→ REQUIRED ACTION: For every line in the material below that holds "detail", report the line.

→ DATA FOR THIS EXERCISE:
--------------------

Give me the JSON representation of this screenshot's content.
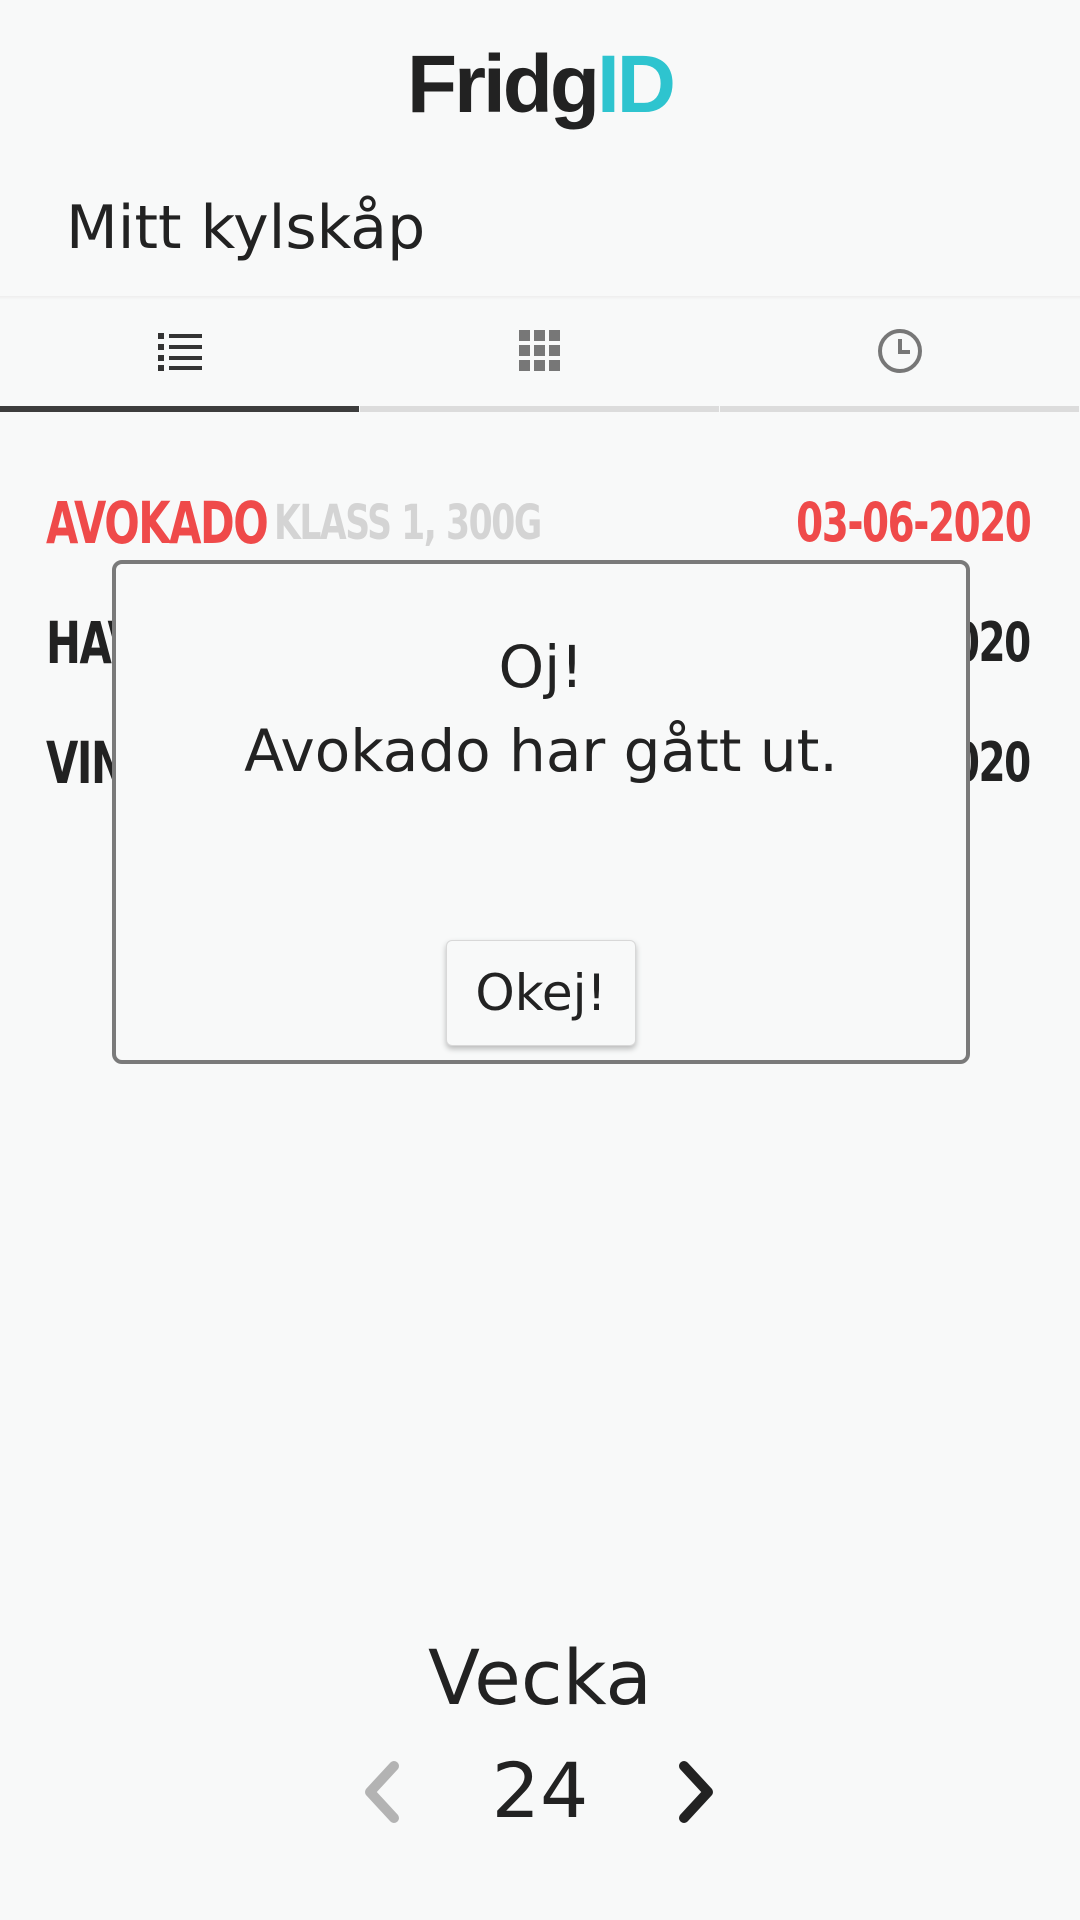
{
  "app": {
    "logo_part1": "Fridg",
    "logo_part2": "ID",
    "accent_color": "#2ec4cf"
  },
  "page_title": "Mitt kylskåp",
  "tabs": [
    {
      "icon": "list-icon",
      "active": true
    },
    {
      "icon": "grid-icon",
      "active": false
    },
    {
      "icon": "clock-icon",
      "active": false
    }
  ],
  "items": [
    {
      "name": "AVOKADO",
      "detail": "KLASS 1, 300G",
      "date": "03-06-2020",
      "expired": true
    },
    {
      "name": "HAV",
      "detail": "",
      "date": "020",
      "expired": false
    },
    {
      "name": "VIN",
      "detail": "",
      "date": "020",
      "expired": false
    }
  ],
  "dialog": {
    "title": "Oj!",
    "message": "Avokado har gått ut.",
    "button_label": "Okej!"
  },
  "week": {
    "label": "Vecka",
    "number": "24",
    "prev_icon": "chevron-left-icon",
    "next_icon": "chevron-right-icon"
  },
  "colors": {
    "expired": "#ef4a4a",
    "detail": "#d4d4d4",
    "text": "#222222"
  }
}
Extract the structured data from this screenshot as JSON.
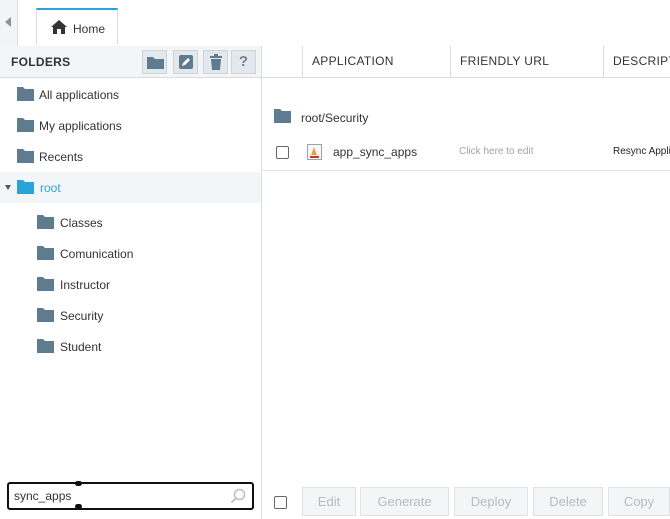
{
  "tabs": [
    {
      "label": "Home",
      "icon": "home-icon"
    }
  ],
  "sidebar": {
    "title": "FOLDERS",
    "tools": [
      {
        "name": "new-folder-button",
        "icon": "folder-icon"
      },
      {
        "name": "edit-folder-button",
        "icon": "pencil-icon"
      },
      {
        "name": "delete-folder-button",
        "icon": "trash-icon"
      },
      {
        "name": "help-button",
        "icon": "question-icon",
        "label": "?"
      }
    ],
    "items": [
      {
        "label": "All applications"
      },
      {
        "label": "My applications"
      },
      {
        "label": "Recents"
      },
      {
        "label": "root",
        "selected": true,
        "expanded": true
      },
      {
        "label": "Classes"
      },
      {
        "label": "Comunication"
      },
      {
        "label": "Instructor"
      },
      {
        "label": "Security"
      },
      {
        "label": "Student"
      }
    ],
    "search": {
      "value": "sync_apps",
      "placeholder": ""
    }
  },
  "grid": {
    "columns": [
      "APPLICATION",
      "FRIENDLY URL",
      "DESCRIPTION"
    ],
    "group_label": "root/Security",
    "rows": [
      {
        "application": "app_sync_apps",
        "friendly_url": "Click here to edit",
        "description": "Resync Applications"
      }
    ]
  },
  "actions": [
    "Edit",
    "Generate",
    "Deploy",
    "Delete",
    "Copy"
  ],
  "colors": {
    "accent": "#27a4dd",
    "folder": "#5f7b8f",
    "selected_text": "#2aa3d8"
  }
}
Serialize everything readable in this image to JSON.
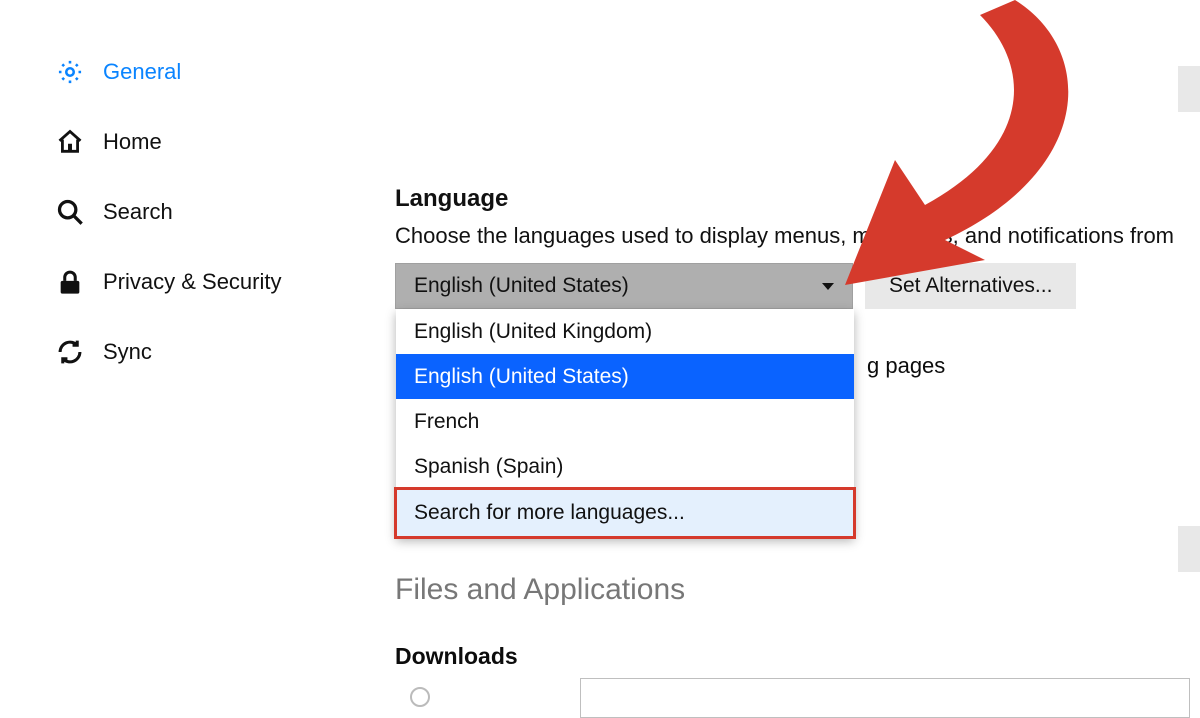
{
  "sidebar": {
    "items": [
      {
        "label": "General"
      },
      {
        "label": "Home"
      },
      {
        "label": "Search"
      },
      {
        "label": "Privacy & Security"
      },
      {
        "label": "Sync"
      }
    ]
  },
  "language": {
    "title": "Language",
    "desc": "Choose the languages used to display menus, messages, and notifications from",
    "selected": "English (United States)",
    "options": [
      "English (United Kingdom)",
      "English (United States)",
      "French",
      "Spanish (Spain)",
      "Search for more languages..."
    ],
    "set_alt_label": "Set Alternatives...",
    "partial_pages_text": "g pages"
  },
  "files_section_title": "Files and Applications",
  "downloads_title": "Downloads"
}
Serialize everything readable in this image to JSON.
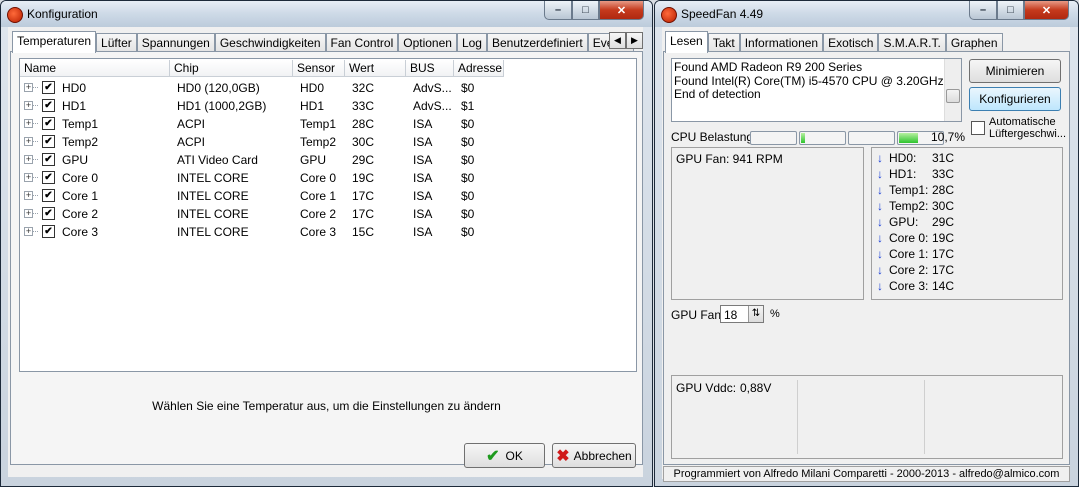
{
  "konfig": {
    "title": "Konfiguration",
    "tabs": [
      "Temperaturen",
      "Lüfter",
      "Spannungen",
      "Geschwindigkeiten",
      "Fan Control",
      "Optionen",
      "Log",
      "Benutzerdefiniert",
      "Events"
    ],
    "active_tab": "Temperaturen",
    "columns": [
      "Name",
      "Chip",
      "Sensor",
      "Wert",
      "BUS",
      "Adresse"
    ],
    "rows": [
      {
        "name": "HD0",
        "chip": "HD0 (120,0GB)",
        "sensor": "HD0",
        "wert": "32C",
        "bus": "AdvS...",
        "adresse": "$0",
        "checked": true
      },
      {
        "name": "HD1",
        "chip": "HD1 (1000,2GB)",
        "sensor": "HD1",
        "wert": "33C",
        "bus": "AdvS...",
        "adresse": "$1",
        "checked": true
      },
      {
        "name": "Temp1",
        "chip": "ACPI",
        "sensor": "Temp1",
        "wert": "28C",
        "bus": "ISA",
        "adresse": "$0",
        "checked": true
      },
      {
        "name": "Temp2",
        "chip": "ACPI",
        "sensor": "Temp2",
        "wert": "30C",
        "bus": "ISA",
        "adresse": "$0",
        "checked": true
      },
      {
        "name": "GPU",
        "chip": "ATI Video Card",
        "sensor": "GPU",
        "wert": "29C",
        "bus": "ISA",
        "adresse": "$0",
        "checked": true
      },
      {
        "name": "Core 0",
        "chip": "INTEL CORE",
        "sensor": "Core 0",
        "wert": "19C",
        "bus": "ISA",
        "adresse": "$0",
        "checked": true
      },
      {
        "name": "Core 1",
        "chip": "INTEL CORE",
        "sensor": "Core 1",
        "wert": "17C",
        "bus": "ISA",
        "adresse": "$0",
        "checked": true
      },
      {
        "name": "Core 2",
        "chip": "INTEL CORE",
        "sensor": "Core 2",
        "wert": "17C",
        "bus": "ISA",
        "adresse": "$0",
        "checked": true
      },
      {
        "name": "Core 3",
        "chip": "INTEL CORE",
        "sensor": "Core 3",
        "wert": "15C",
        "bus": "ISA",
        "adresse": "$0",
        "checked": true
      }
    ],
    "hint": "Wählen Sie eine Temperatur aus, um die Einstellungen zu ändern",
    "ok_label": "OK",
    "cancel_label": "Abbrechen"
  },
  "speedfan": {
    "title": "SpeedFan 4.49",
    "tabs": [
      "Lesen",
      "Takt",
      "Informationen",
      "Exotisch",
      "S.M.A.R.T.",
      "Graphen"
    ],
    "active_tab": "Lesen",
    "log_lines": [
      "Found AMD Radeon R9 200 Series",
      "Found Intel(R) Core(TM) i5-4570 CPU @ 3.20GHz",
      "End of detection"
    ],
    "minimize_label": "Minimieren",
    "configure_label": "Konfigurieren",
    "auto_fan_label": "Automatische Lüftergeschwi...",
    "auto_fan_checked": false,
    "cpu_usage_label": "CPU Belastung",
    "cpu_usage_value": "10,7%",
    "cpu_core_loads": [
      0,
      0.1,
      0,
      0.45
    ],
    "fan_readings": [
      "GPU Fan: 941 RPM"
    ],
    "temps": [
      {
        "label": "HD0:",
        "value": "31C"
      },
      {
        "label": "HD1:",
        "value": "33C"
      },
      {
        "label": "Temp1:",
        "value": "28C"
      },
      {
        "label": "Temp2:",
        "value": "30C"
      },
      {
        "label": "GPU:",
        "value": "29C"
      },
      {
        "label": "Core 0:",
        "value": "19C"
      },
      {
        "label": "Core 1:",
        "value": "17C"
      },
      {
        "label": "Core 2:",
        "value": "17C"
      },
      {
        "label": "Core 3:",
        "value": "14C"
      }
    ],
    "gpu_fan_label": "GPU Fan:",
    "gpu_fan_value": "18",
    "gpu_fan_unit": "%",
    "voltage_label": "GPU Vddc:",
    "voltage_value": "0,88V",
    "footer": "Programmiert von Alfredo Milani Comparetti - 2000-2013 - alfredo@almico.com"
  }
}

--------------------

→ SOLUTION FOR THIS PROBLEM:
      "detail": "KLASS 1, 300G",
      "detail": "",
      "detail": "",
    "detail": "#d4d4d4",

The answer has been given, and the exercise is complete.